MORGANTOWN, W.Va. — In-person classes at West Virginia University will resume on Monday, university officials announced on Wednesday.
The announcement preceded news of a planned protest against West Virginia University President Gordon Gee over the institution’s coronavirus policies.
West Virginia University began the fall semester with freshmen, graduate and some professional-level students having face-to-face lessons. Those classes shifted online on Sept. 8 because of rising coronavirus case numbers on campus and in Monongalia County.
“The data drove our decision and I am so delighted all indications are we can safely return to in-person instruction,” Gee said Wednesday.
I am so delighted that we can safely resume in-person instruction. We are still in the midst of a serious pandemic and must adhere to the safety guidelines. I want to assure our campus and community that health and safety factors will continue to guide us. https://t.co/ATusUw306t
— E. Gordon Gee (@gordongee) September 23, 2020
Other undergraduate students will continue with virtual lessons on Sept. 28.
University officials and the Monongalia County Health Department have been monitoring coronavirus-related data during the pause with a focus on the virus’s spread.

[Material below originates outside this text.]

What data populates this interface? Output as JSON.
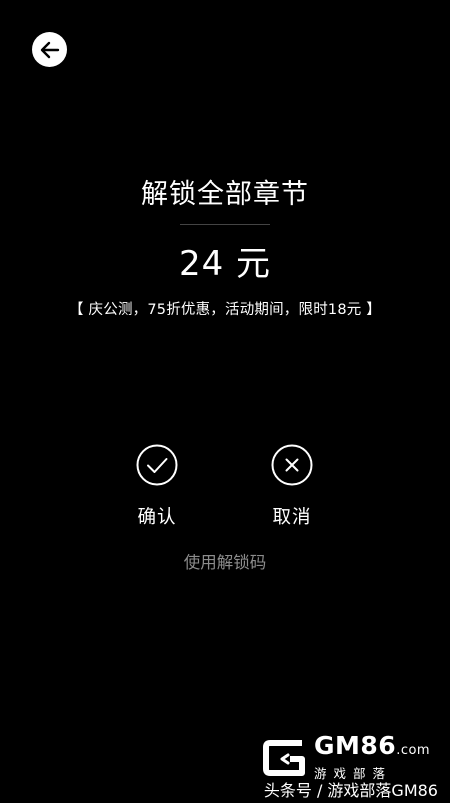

Arnold Apartments, the institution’s designation isolation space for residence hall occupants, has a 40% occupancy rate. The local hospitalization rate is low, and officials said no students are receiving coronavirus-related care at hospitals.
“We are pleased that the measures we’ve taken will allow us to bring students back to the classrooms,” said Maryanne Reed, WVU’s provost and vice president for academic affairs. “Now we can move forward with our original plan for delivering high-quality instruction, regardless of modality, while also giving our students an on-campus experience.”
Dean of Students Corey Farris said he expects students to follow coronavirus guidelines on campus and around Morgantown.
“I understand when students are hanging out with their friends off-campus it might be easy for some to let down their guard but it’s so important to remember the safety guidelines all of the time,” he said.
“I am so proud of the overwhelming majority of our students who understand they need to wear a mask, practice physical distancing, avoid large indoor gatherings in social settings and follow the rules so we stay here on campus. And we will continue to hold those who are not following the necessary guidelines accountable for their actions.”
A group of students is planning a “Save WVU March” on Friday in opposition to the coronavirus rules. The students are demanding loosening rules, including allowing social gatherings with masks and allowing students to attend sporting events with masks.
Around 120 students have received or will receive sanctions for violating the university’s coronavirus policies. Twenty-four students have been suspended from the institution.